Ellen de Vries
Ellen de Vries
11th August 2016

Creating a fresh tone of voice is about discovering the formula for the most colourful chemical reaction between visuals, language and the strategic intent at the heart of it all.

'Tone of voice' is not just language. 'Brand' is not just imagery. And that grey corporate, strategic language is always in terrible danger of leaking through into the final product. Binding these elements together to tell an evocative story is the ultimate challenge for any website.

To discover those alchemical reactions between visual language, brand language and strategic intent, we put a UXer, a designer and a content strategist in a room together for a day.

A tiny lesson: The ripping exercise

Here’s a step by step account of one of the activities we used during the day.

1. Gather up a set of magazines, some of which you feel have affinity with your brand, some of which are total wild cards. 

We used National Geographic, Wired, New Scientist, Womankind, Monocle and Better Health.

2. Establish a question that you’re hoping to answer with this exercise. 

Our question was “How do we show individuals solving problems?”.

3. Allow your team to spend time ripping out anything and everything that sparks their imagination, from the profound to the downright silly.

Bearing the question in mind, we made notes on the images with post-it notes.

4. Ask the team to group the images according to relevance. Do it out loud.

Everyone grouped their ripped up pieces into people and processes, with a grey area in between. We spoke about our groupings out loud.

5. Harvest their language as you go.

As we spoke about our choices, wild and wonderful language emerged - almost by accident. This language serves as an authentic starting point for the tone of voice.

Show, don't tell

In almost every project I’ve worked on as a content strategist, there has been a strong temptation to ‘tell’ the brand strategy on the website (or whatever service it is). Your strategy is fundamental, yes, but utterly lacking in ability to engage an audience. You need to paint the picture. Evoke the concept. Bring it alive. This is something magazines do brilliantly.

Transposing reality onto the ideas

It’s all very well to develop wonderful visuals, and to think of language that hits readers between the eyes. 

But once you’ve done the wild creativity, you need to think of your resources, the reality of your story. What are the facts that you have you got to work with?
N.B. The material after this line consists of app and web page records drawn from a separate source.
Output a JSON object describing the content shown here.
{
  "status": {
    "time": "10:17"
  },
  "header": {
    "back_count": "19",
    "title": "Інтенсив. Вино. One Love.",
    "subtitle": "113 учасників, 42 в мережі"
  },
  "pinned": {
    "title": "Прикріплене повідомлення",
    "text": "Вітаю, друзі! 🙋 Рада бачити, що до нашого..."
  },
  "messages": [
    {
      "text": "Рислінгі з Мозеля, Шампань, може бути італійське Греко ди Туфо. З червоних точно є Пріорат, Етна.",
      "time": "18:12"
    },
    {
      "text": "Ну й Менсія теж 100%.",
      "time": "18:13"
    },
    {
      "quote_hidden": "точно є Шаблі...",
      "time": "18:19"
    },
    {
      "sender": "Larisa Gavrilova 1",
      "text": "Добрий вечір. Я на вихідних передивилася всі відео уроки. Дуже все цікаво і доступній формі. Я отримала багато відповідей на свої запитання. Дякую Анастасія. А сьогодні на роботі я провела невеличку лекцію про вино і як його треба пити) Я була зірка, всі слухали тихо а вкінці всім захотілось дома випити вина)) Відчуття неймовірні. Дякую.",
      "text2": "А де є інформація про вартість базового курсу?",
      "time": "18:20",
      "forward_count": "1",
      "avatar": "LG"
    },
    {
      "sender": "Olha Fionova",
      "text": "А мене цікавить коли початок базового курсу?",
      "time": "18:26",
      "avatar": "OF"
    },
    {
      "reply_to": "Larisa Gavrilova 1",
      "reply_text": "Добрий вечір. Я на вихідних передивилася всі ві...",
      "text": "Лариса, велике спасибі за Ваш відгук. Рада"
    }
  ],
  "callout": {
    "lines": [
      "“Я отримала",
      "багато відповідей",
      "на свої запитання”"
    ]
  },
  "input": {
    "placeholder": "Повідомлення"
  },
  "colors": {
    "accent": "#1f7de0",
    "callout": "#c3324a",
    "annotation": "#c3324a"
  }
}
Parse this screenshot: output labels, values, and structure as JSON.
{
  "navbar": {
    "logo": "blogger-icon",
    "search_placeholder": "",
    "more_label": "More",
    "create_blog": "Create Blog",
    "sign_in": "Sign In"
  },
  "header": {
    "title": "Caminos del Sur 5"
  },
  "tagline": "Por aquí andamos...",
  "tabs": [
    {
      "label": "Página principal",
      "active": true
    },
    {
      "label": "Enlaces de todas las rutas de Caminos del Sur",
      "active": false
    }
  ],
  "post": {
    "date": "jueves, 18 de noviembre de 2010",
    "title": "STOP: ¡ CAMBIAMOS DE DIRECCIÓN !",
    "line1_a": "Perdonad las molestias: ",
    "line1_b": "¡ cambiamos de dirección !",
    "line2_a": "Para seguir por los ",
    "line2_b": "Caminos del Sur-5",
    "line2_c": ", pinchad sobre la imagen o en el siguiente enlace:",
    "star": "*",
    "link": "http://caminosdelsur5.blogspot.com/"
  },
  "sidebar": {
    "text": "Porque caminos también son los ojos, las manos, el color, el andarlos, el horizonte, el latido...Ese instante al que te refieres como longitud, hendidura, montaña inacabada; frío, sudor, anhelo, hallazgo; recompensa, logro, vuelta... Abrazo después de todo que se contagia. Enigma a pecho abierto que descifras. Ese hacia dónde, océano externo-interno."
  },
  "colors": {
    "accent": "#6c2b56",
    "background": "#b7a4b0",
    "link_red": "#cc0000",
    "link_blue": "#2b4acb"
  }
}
We began to transpose the real stories, with real people, and real problems onto the ripped up concepts we had gathered to see how they worked.

To keep the storytelling fresh we also asked each other these questions:

1. What do you really love about this?

2. What is the finest, most lovable detail?

Outputs from the day

By the end of the day we were exhausted, but we made a concerted effort to finish the day with some convergence. 

We brought the results together so that we could use them in the next stages of the site design:

1. We discovered a set of design and content principles

2. We harvested a healthy set of tone of voice phrases that form the starting point for tone of voice development

3. We had a set of sketched out concepts which gave the designer something to play with

4. We had shared investment in several story elements that form ingredients for the website

And you?

Have you worked on your tone of voice? Have you got suggestions for activities? Or questions to ask? 

If you’re interested in hearing more about the process, drop me a line: ellen@clearleft.com.